> _What the task asks_
Filter the entries for the string "Brewer". Copy each line that has it.

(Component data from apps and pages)
+++

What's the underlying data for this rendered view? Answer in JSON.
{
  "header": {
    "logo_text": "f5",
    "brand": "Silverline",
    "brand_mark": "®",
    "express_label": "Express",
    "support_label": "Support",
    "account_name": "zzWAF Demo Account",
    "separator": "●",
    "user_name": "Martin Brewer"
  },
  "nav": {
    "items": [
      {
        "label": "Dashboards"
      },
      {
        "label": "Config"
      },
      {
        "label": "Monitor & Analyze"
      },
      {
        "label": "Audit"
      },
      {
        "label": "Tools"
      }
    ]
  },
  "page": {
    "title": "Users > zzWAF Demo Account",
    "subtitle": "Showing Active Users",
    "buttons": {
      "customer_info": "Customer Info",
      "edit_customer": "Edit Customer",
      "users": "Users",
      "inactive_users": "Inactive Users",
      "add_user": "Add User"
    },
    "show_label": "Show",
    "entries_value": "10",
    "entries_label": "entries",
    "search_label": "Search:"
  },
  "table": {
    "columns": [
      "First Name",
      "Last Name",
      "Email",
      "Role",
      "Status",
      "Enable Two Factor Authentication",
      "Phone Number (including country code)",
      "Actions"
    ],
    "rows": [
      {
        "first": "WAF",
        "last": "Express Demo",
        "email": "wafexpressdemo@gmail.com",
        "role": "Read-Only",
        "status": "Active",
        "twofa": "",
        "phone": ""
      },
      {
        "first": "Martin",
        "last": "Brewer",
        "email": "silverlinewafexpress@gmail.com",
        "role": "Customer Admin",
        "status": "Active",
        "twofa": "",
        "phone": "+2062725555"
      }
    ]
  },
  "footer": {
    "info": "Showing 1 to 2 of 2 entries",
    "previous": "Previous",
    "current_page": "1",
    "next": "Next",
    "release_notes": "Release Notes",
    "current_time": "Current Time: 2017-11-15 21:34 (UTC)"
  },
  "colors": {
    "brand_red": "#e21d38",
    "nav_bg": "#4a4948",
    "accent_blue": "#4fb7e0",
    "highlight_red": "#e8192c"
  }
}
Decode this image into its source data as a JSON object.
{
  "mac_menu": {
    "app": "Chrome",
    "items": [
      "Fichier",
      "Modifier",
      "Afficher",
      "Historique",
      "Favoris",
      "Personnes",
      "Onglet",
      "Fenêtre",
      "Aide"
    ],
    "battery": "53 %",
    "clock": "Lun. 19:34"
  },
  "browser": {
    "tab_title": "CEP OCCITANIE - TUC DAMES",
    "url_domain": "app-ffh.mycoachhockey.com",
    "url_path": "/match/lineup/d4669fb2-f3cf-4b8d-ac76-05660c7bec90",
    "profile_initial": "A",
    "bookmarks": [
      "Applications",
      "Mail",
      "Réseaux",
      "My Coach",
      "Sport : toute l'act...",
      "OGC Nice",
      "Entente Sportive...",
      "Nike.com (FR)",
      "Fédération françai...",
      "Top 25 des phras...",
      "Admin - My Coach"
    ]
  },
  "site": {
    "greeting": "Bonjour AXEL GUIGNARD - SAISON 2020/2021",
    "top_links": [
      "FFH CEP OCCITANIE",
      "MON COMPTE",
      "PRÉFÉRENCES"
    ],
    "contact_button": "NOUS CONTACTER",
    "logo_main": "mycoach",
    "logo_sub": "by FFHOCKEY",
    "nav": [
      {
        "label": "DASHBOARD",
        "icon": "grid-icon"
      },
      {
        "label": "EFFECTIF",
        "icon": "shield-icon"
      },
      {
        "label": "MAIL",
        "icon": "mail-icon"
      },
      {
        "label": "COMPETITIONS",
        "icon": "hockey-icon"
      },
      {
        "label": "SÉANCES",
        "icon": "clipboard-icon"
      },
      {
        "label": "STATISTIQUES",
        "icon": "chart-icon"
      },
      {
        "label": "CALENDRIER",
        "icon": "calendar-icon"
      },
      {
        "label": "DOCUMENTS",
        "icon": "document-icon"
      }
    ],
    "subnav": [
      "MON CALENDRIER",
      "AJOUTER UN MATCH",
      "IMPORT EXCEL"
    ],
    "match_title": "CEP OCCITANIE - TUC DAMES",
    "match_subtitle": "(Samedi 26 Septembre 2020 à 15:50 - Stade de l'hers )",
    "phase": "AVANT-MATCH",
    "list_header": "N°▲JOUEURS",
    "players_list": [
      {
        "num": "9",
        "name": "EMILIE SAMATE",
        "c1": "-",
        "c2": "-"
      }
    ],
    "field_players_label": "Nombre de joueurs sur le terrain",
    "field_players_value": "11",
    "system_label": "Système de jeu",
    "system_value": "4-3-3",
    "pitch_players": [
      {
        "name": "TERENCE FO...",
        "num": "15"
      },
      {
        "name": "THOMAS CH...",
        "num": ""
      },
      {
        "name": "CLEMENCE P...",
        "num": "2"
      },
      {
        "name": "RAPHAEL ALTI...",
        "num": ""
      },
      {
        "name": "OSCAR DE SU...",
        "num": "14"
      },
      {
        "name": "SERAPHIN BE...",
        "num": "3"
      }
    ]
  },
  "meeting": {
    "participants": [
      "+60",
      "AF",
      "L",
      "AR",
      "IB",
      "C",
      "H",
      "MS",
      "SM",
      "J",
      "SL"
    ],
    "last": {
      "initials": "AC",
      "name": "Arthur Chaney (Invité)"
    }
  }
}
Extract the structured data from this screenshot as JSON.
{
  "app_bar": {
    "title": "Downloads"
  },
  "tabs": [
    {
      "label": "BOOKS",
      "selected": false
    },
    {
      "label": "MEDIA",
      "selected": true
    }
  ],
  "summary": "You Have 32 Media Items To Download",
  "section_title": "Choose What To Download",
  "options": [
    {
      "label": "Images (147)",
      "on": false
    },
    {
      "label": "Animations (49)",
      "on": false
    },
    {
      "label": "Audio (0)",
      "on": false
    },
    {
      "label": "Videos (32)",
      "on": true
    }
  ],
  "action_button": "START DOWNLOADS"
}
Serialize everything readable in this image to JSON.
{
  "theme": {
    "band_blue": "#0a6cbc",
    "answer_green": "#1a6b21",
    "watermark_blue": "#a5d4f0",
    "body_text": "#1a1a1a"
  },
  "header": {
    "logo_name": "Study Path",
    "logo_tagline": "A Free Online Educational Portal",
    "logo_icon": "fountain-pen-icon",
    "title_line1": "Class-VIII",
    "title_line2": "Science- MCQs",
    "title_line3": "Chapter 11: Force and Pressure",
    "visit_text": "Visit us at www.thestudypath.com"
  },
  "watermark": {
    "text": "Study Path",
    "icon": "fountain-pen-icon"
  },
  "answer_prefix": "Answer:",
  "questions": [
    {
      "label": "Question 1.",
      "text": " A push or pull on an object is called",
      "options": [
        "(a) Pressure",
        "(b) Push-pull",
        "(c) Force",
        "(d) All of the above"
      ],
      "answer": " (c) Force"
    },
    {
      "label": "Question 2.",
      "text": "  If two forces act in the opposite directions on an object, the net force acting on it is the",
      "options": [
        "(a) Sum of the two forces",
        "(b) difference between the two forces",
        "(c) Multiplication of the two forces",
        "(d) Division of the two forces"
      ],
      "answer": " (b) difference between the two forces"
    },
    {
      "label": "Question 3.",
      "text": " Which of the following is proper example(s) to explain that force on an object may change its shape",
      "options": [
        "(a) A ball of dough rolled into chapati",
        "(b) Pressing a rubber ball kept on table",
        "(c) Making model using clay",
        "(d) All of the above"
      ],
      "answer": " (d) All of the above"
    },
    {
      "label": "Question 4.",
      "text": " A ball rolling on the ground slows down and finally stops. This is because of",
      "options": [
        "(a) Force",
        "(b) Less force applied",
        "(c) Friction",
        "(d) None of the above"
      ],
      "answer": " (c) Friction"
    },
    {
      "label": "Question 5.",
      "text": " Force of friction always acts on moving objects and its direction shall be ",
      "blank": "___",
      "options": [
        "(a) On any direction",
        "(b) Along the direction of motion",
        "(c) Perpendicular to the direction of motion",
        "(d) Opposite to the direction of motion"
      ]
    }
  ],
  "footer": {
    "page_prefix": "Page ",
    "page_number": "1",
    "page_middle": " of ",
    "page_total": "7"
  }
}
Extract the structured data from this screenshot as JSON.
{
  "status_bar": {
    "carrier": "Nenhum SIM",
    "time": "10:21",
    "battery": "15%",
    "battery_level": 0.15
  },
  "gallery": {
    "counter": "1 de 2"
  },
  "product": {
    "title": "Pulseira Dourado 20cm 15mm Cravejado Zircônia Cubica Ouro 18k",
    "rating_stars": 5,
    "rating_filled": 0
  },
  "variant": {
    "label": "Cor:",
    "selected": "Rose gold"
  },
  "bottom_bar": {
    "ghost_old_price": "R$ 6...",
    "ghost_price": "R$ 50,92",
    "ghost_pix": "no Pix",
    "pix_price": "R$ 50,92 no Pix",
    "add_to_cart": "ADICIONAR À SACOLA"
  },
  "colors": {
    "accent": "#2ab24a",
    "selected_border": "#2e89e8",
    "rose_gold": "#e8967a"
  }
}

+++

> _Response area_
    "user_name": "Martin Brewer"
        "last": "Brewer",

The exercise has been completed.